_Prompt_.
Reproduce each record exactly, but exclude every picture.
=== Data for this exercise ===
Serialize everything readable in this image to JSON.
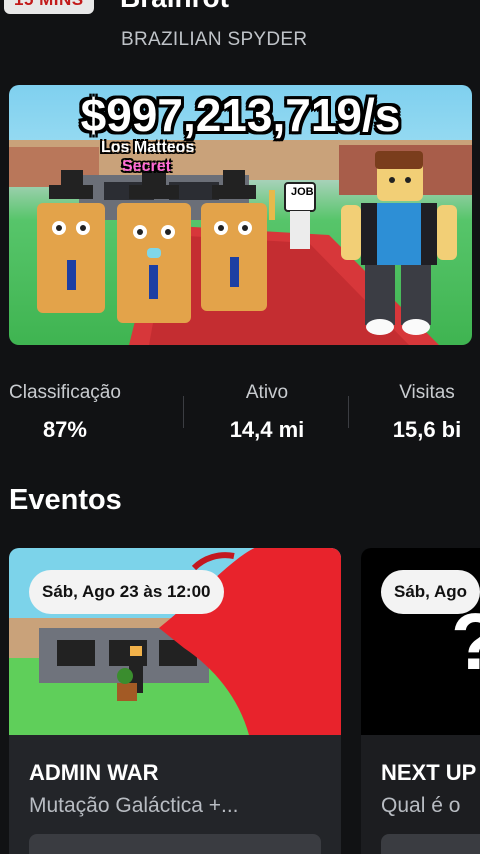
{
  "header": {
    "badge": "15 MINS",
    "title": "Brainrot",
    "creator": "BRAZILIAN SPYDER"
  },
  "hero": {
    "rate": "$997,213,719/s",
    "character_name": "Los Matteos",
    "rarity": "Secret",
    "sign_text": "JOB"
  },
  "stats": [
    {
      "label": "Classificação",
      "value": "87%"
    },
    {
      "label": "Ativo",
      "value": "14,4 mi"
    },
    {
      "label": "Visitas",
      "value": "15,6 bi"
    }
  ],
  "events": {
    "title": "Eventos",
    "cards": [
      {
        "date": "Sáb, Ago 23 às 12:00",
        "title": "ADMIN WAR",
        "subtitle": "Mutação Galáctica +..."
      },
      {
        "date": "Sáb, Ago",
        "title": "NEXT UP",
        "subtitle": "Qual é o"
      }
    ]
  },
  "colors": {
    "background": "#111214",
    "card": "#232529",
    "badge_text": "#c21a1a"
  }
}
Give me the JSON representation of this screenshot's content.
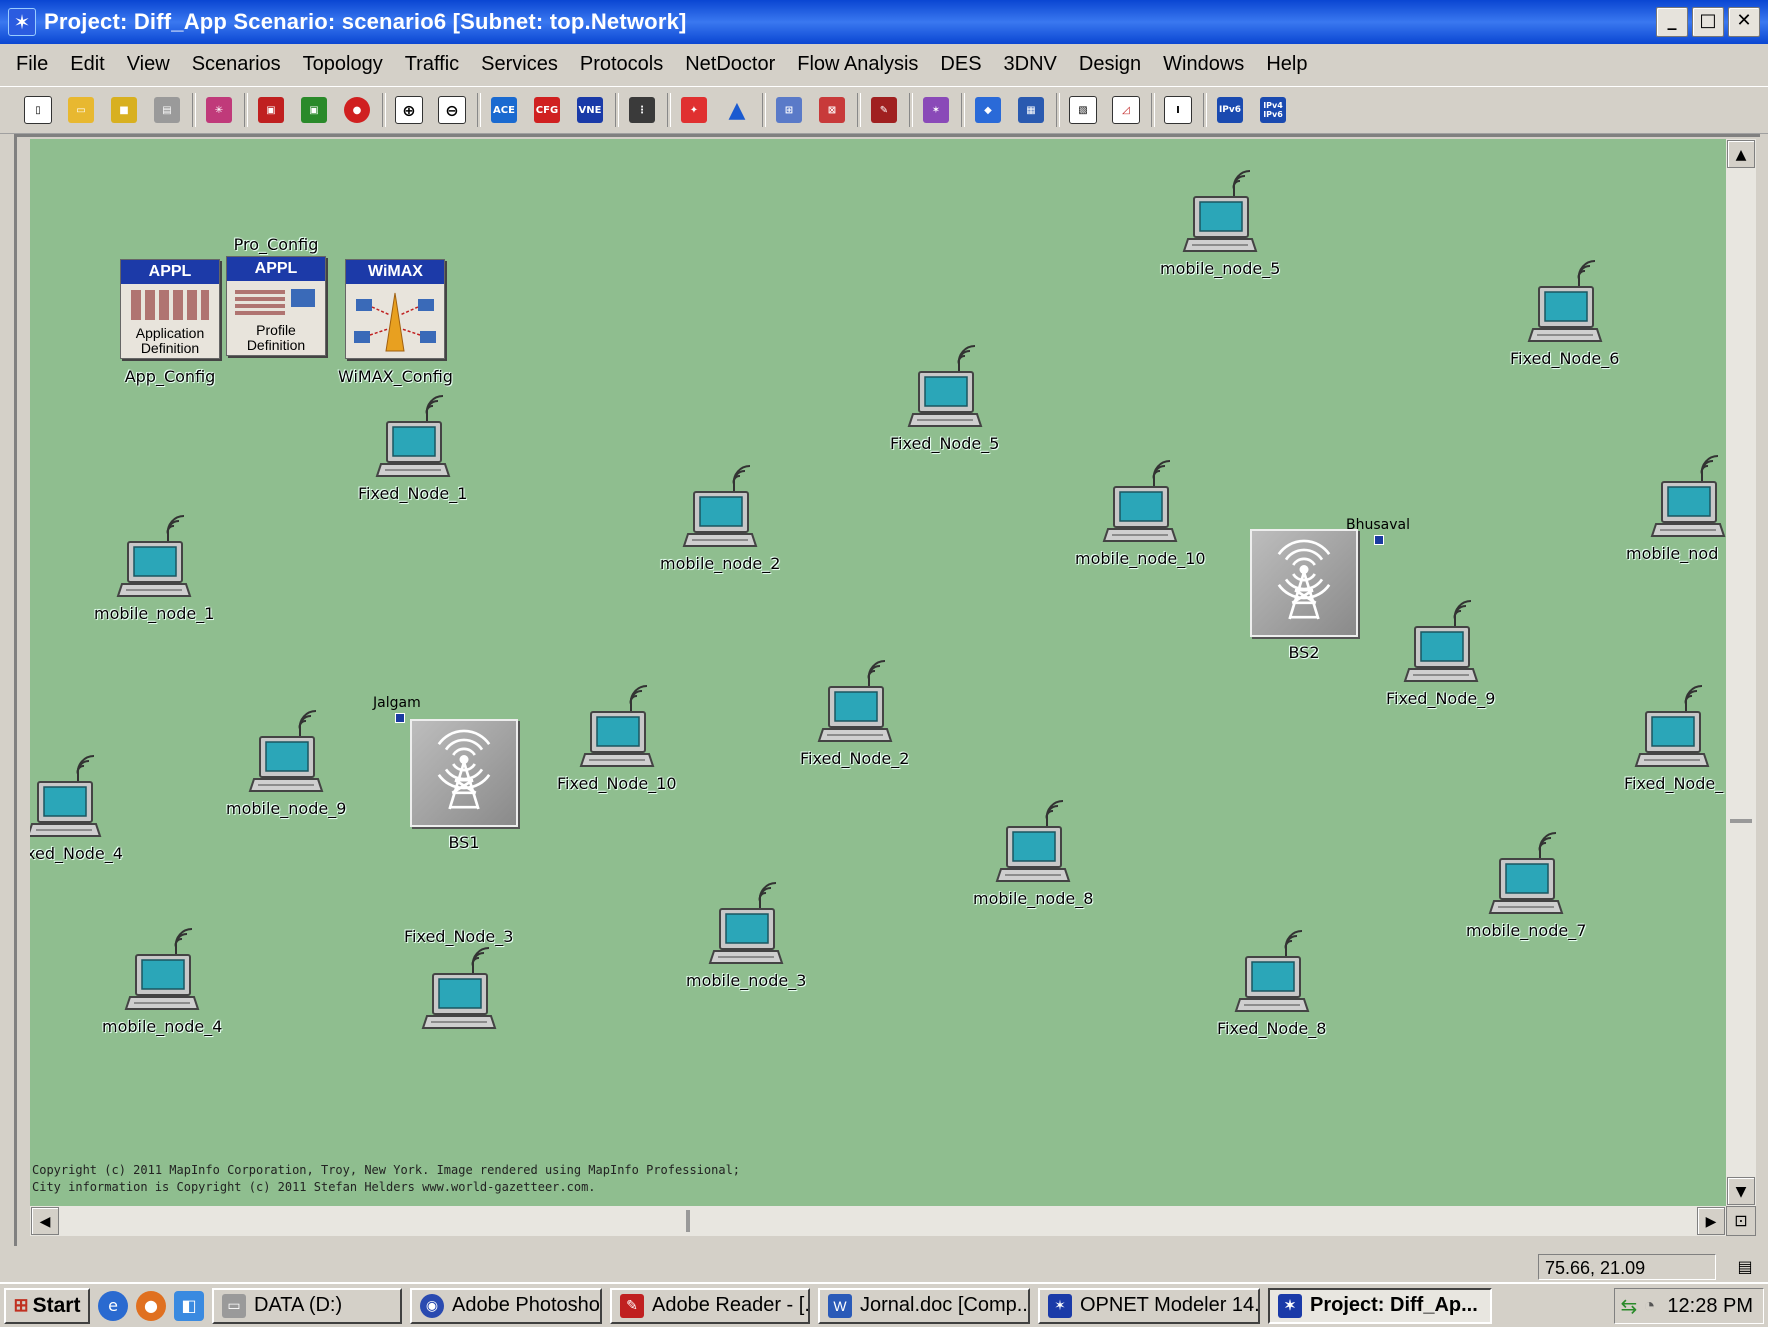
{
  "window": {
    "title": "Project: Diff_App Scenario: scenario6  [Subnet: top.Network]",
    "controls": [
      "_",
      "□",
      "✕"
    ]
  },
  "menu": [
    "File",
    "Edit",
    "View",
    "Scenarios",
    "Topology",
    "Traffic",
    "Services",
    "Protocols",
    "NetDoctor",
    "Flow Analysis",
    "DES",
    "3DNV",
    "Design",
    "Windows",
    "Help"
  ],
  "toolbar": {
    "ace_label": "ACE",
    "cfg_label": "CFG",
    "vne_label": "VNE",
    "ipv6_label": "IPv6",
    "ipv4v6_label": "IPv4 IPv6"
  },
  "config_objects": {
    "app_config": {
      "header": "APPL",
      "caption_top": "Application",
      "caption_bottom": "Definition",
      "label": "App_Config"
    },
    "pro_config": {
      "header": "APPL",
      "caption_top": "Profile",
      "caption_bottom": "Definition",
      "label": "Pro_Config"
    },
    "wimax_config": {
      "header": "WiMAX",
      "label": "WiMAX_Config"
    }
  },
  "nodes": {
    "mobile_node_5": "mobile_node_5",
    "fixed_node_6": "Fixed_Node_6",
    "fixed_node_5": "Fixed_Node_5",
    "fixed_node_1": "Fixed_Node_1",
    "mobile_node_2": "mobile_node_2",
    "mobile_node_10": "mobile_node_10",
    "mobile_node_6": "mobile_nod",
    "mobile_node_1": "mobile_node_1",
    "bs2": "BS2",
    "fixed_node_9": "Fixed_Node_9",
    "bs1": "BS1",
    "fixed_node_10": "Fixed_Node_10",
    "fixed_node_2": "Fixed_Node_2",
    "mobile_node_9": "mobile_node_9",
    "fixed_node_4": "xed_Node_4",
    "fixed_node_7": "Fixed_Node_",
    "mobile_node_8": "mobile_node_8",
    "mobile_node_7": "mobile_node_7",
    "mobile_node_3": "mobile_node_3",
    "mobile_node_4": "mobile_node_4",
    "fixed_node_3": "Fixed_Node_3",
    "fixed_node_8": "Fixed_Node_8"
  },
  "cities": {
    "bhusaval": "Bhusaval",
    "jalgam": "Jalgam"
  },
  "copyright": {
    "line1": "Copyright (c) 2011 MapInfo Corporation, Troy, New York. Image rendered using MapInfo Professional;",
    "line2": "City information is Copyright (c) 2011 Stefan Helders www.world-gazetteer.com."
  },
  "status": {
    "coordinates": "75.66, 21.09"
  },
  "taskbar": {
    "start": "Start",
    "tasks": [
      "DATA (D:)",
      "Adobe Photoshop",
      "Adobe Reader - [...",
      "Jornal.doc [Comp...",
      "OPNET Modeler 14...",
      "Project: Diff_Ap..."
    ],
    "clock": "12:28 PM"
  },
  "colors": {
    "map_background": "#8fbe8f",
    "titlebar": "#0a46d2",
    "screen": "#2ba6b8"
  }
}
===
_Your solution_.
Serialize everything readable in this image to JSON.
{
  "header": {
    "badge": "15 MINS",
    "title": "Brainrot",
    "creator": "BRAZILIAN SPYDER"
  },
  "hero": {
    "rate": "$997,213,719/s",
    "character_name": "Los Matteos",
    "rarity": "Secret",
    "sign_text": "JOB"
  },
  "stats": [
    {
      "label": "Classificação",
      "value": "87%"
    },
    {
      "label": "Ativo",
      "value": "14,4 mi"
    },
    {
      "label": "Visitas",
      "value": "15,6 bi"
    }
  ],
  "events": {
    "title": "Eventos",
    "cards": [
      {
        "date": "Sáb, Ago 23 às 12:00",
        "title": "ADMIN WAR",
        "subtitle": "Mutação Galáctica +..."
      },
      {
        "date": "Sáb, Ago",
        "title": "NEXT UP",
        "subtitle": "Qual é o"
      }
    ]
  },
  "colors": {
    "background": "#111214",
    "card": "#232529",
    "badge_text": "#c21a1a"
  }
}
Give me the JSON representation of this screenshot's content.
{
  "window": {
    "title": "Project: Diff_App Scenario: scenario6  [Subnet: top.Network]",
    "controls": [
      "_",
      "□",
      "✕"
    ]
  },
  "menu": [
    "File",
    "Edit",
    "View",
    "Scenarios",
    "Topology",
    "Traffic",
    "Services",
    "Protocols",
    "NetDoctor",
    "Flow Analysis",
    "DES",
    "3DNV",
    "Design",
    "Windows",
    "Help"
  ],
  "toolbar": {
    "ace_label": "ACE",
    "cfg_label": "CFG",
    "vne_label": "VNE",
    "ipv6_label": "IPv6",
    "ipv4v6_label": "IPv4 IPv6"
  },
  "config_objects": {
    "app_config": {
      "header": "APPL",
      "caption_top": "Application",
      "caption_bottom": "Definition",
      "label": "App_Config"
    },
    "pro_config": {
      "header": "APPL",
      "caption_top": "Profile",
      "caption_bottom": "Definition",
      "label": "Pro_Config"
    },
    "wimax_config": {
      "header": "WiMAX",
      "label": "WiMAX_Config"
    }
  },
  "nodes": {
    "mobile_node_5": "mobile_node_5",
    "fixed_node_6": "Fixed_Node_6",
    "fixed_node_5": "Fixed_Node_5",
    "fixed_node_1": "Fixed_Node_1",
    "mobile_node_2": "mobile_node_2",
    "mobile_node_10": "mobile_node_10",
    "mobile_node_6": "mobile_nod",
    "mobile_node_1": "mobile_node_1",
    "bs2": "BS2",
    "fixed_node_9": "Fixed_Node_9",
    "bs1": "BS1",
    "fixed_node_10": "Fixed_Node_10",
    "fixed_node_2": "Fixed_Node_2",
    "mobile_node_9": "mobile_node_9",
    "fixed_node_4": "xed_Node_4",
    "fixed_node_7": "Fixed_Node_",
    "mobile_node_8": "mobile_node_8",
    "mobile_node_7": "mobile_node_7",
    "mobile_node_3": "mobile_node_3",
    "mobile_node_4": "mobile_node_4",
    "fixed_node_3": "Fixed_Node_3",
    "fixed_node_8": "Fixed_Node_8"
  },
  "cities": {
    "bhusaval": "Bhusaval",
    "jalgam": "Jalgam"
  },
  "copyright": {
    "line1": "Copyright (c) 2011 MapInfo Corporation, Troy, New York. Image rendered using MapInfo Professional;",
    "line2": "City information is Copyright (c) 2011 Stefan Helders www.world-gazetteer.com."
  },
  "status": {
    "coordinates": "75.66, 21.09"
  },
  "taskbar": {
    "start": "Start",
    "tasks": [
      "DATA (D:)",
      "Adobe Photoshop",
      "Adobe Reader - [...",
      "Jornal.doc [Comp...",
      "OPNET Modeler 14...",
      "Project: Diff_Ap..."
    ],
    "clock": "12:28 PM"
  },
  "colors": {
    "map_background": "#8fbe8f",
    "titlebar": "#0a46d2",
    "screen": "#2ba6b8"
  }
}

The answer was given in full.